Report on Villarrica (Chile) — 25 July-31 July 2018
Smithsonian / US Geological Survey Weekly Volcanic Activity Report, 25 July-31 July 2018
Managing Editor: Sally Kuhn Sennert
Please cite this report as:
Global Volcanism Program, 2018. Report on Villarrica (Chile). In: Sennert, S K (ed.), Weekly Volcanic Activity Report, 25 July-31 July 2018. Smithsonian Institution and US Geological Survey.
39.42°S, 71.93°W; summit elev. 2847 m
All times are local (unless otherwise noted)

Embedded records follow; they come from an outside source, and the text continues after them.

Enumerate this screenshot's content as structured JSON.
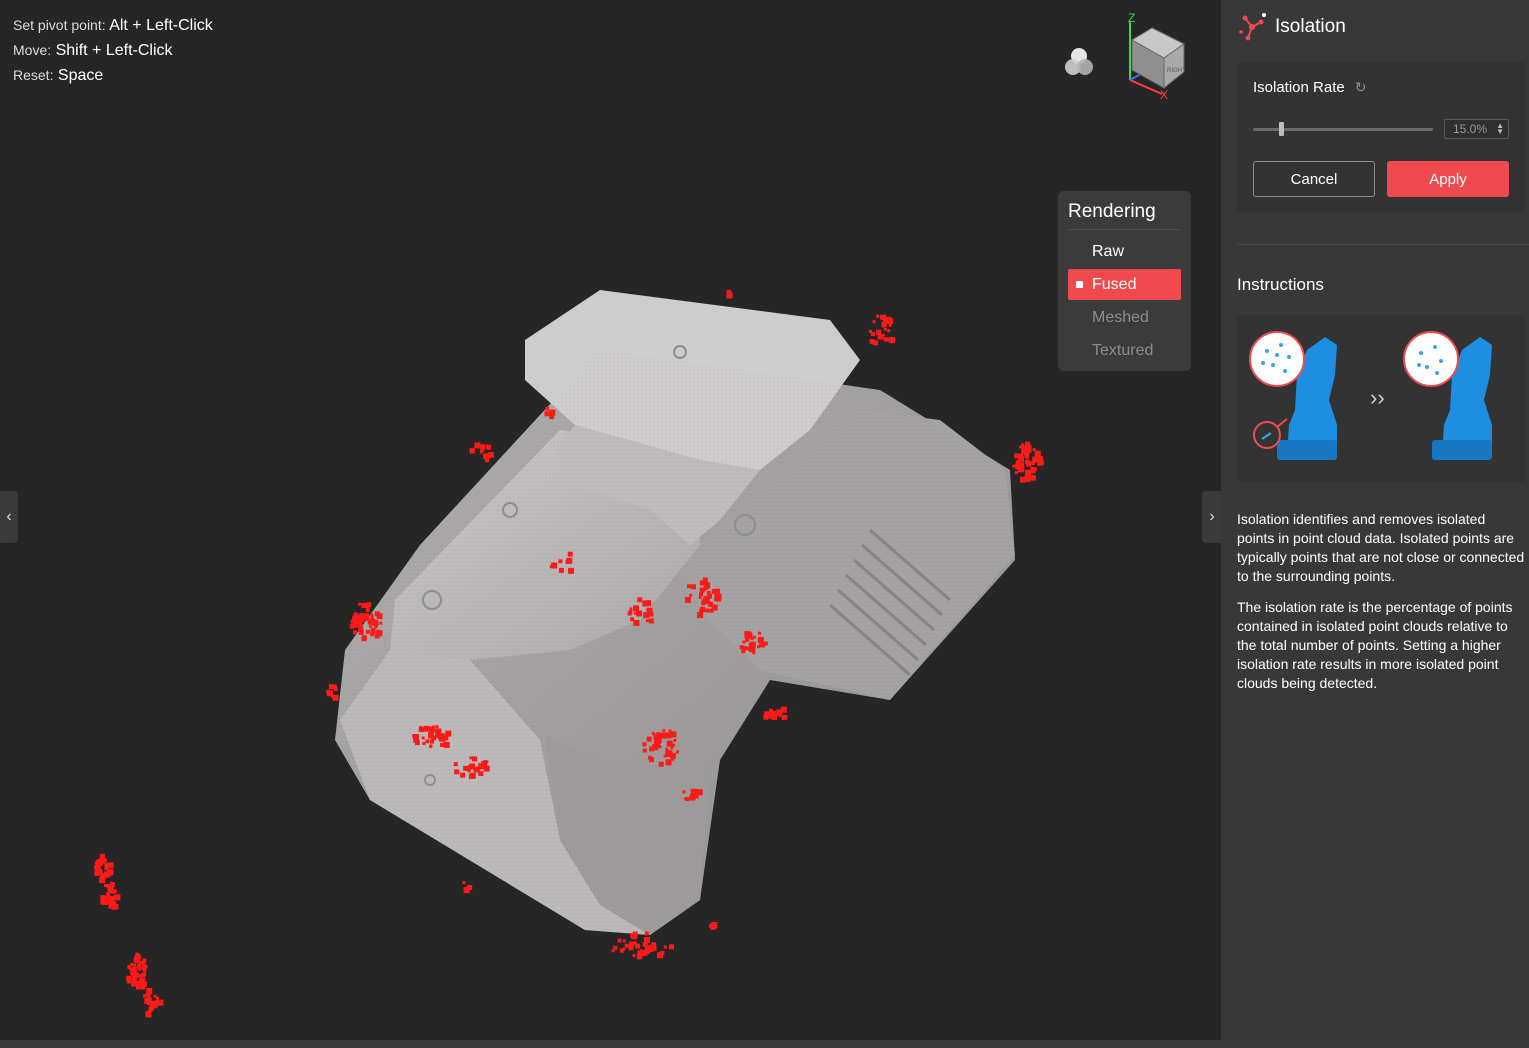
{
  "hints": [
    {
      "key": "Set pivot point:",
      "value": "Alt + Left-Click"
    },
    {
      "key": "Move:",
      "value": "Shift + Left-Click"
    },
    {
      "key": "Reset:",
      "value": "Space"
    }
  ],
  "view_cube": {
    "axis_z": "Z",
    "axis_x": "X",
    "face_right": "RIGHT"
  },
  "rendering": {
    "title": "Rendering",
    "items": [
      {
        "label": "Raw",
        "state": "normal"
      },
      {
        "label": "Fused",
        "state": "active"
      },
      {
        "label": "Meshed",
        "state": "disabled"
      },
      {
        "label": "Textured",
        "state": "disabled"
      }
    ]
  },
  "panel": {
    "title": "Isolation",
    "icon": "isolation-icon",
    "rate": {
      "label": "Isolation Rate",
      "value_text": "15.0%",
      "value_fraction": 0.15
    },
    "cancel_label": "Cancel",
    "apply_label": "Apply",
    "instructions_title": "Instructions",
    "instructions": [
      "Isolation identifies and removes isolated points in point cloud data. Isolated points are typically points that are not close or connected to the surrounding points.",
      "The isolation rate is the percentage of points contained in isolated point clouds relative to the total number of points. Setting a higher isolation rate results in more isolated point clouds being detected."
    ],
    "arrow_glyph": "››"
  },
  "colors": {
    "accent": "#f04a4f",
    "model": "#b8b8b8",
    "points": "#ff1a1a",
    "bust": "#1e8fe0"
  }
}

POVI reported that on 24 July the vent in Villarrica’s summit crater was about 10-15 m in diameter and 90-100 m below the crater rim. Minor explosions and weak fumarolic emissions were noted. On 29 July a break in the cloud cover revealed more significant incandescence emanating from the summit than in the previous few days, and the largest thermal anomaly since August 2015 was identified in satellite images on 30 July. Ash and lapilli deposits on the E edge of the crater was also visible on 30 July.
Geologic Background. Glacier-clad Villarrica, one of Chile's most active volcanoes, rises above the lake and town of the same name. It is the westernmost of three large stratovolcanoes that trend perpendicular to the Andean chain. A 6-km-wide caldera formed during the late Pleistocene. A 2-km-wide caldera that formed about 3500 years ago is located at the base of the presently active, dominantly basaltic to basaltic-andesitic cone at the NW margin of the Pleistocene caldera. More than 30 scoria cones and fissure vents dot the flanks. Plinian eruptions and pyroclastic flows that have extended up to 20 km from the volcano were produced during the Holocene. Lava flows up to 18 km long have issued from summit and flank vents. Historical eruptions, documented since 1558, have consisted largely of mild-to-moderate explosive activity with occasional lava effusion. Glaciers cover 40 km2 of the volcano, and lahars have damaged towns on its flanks.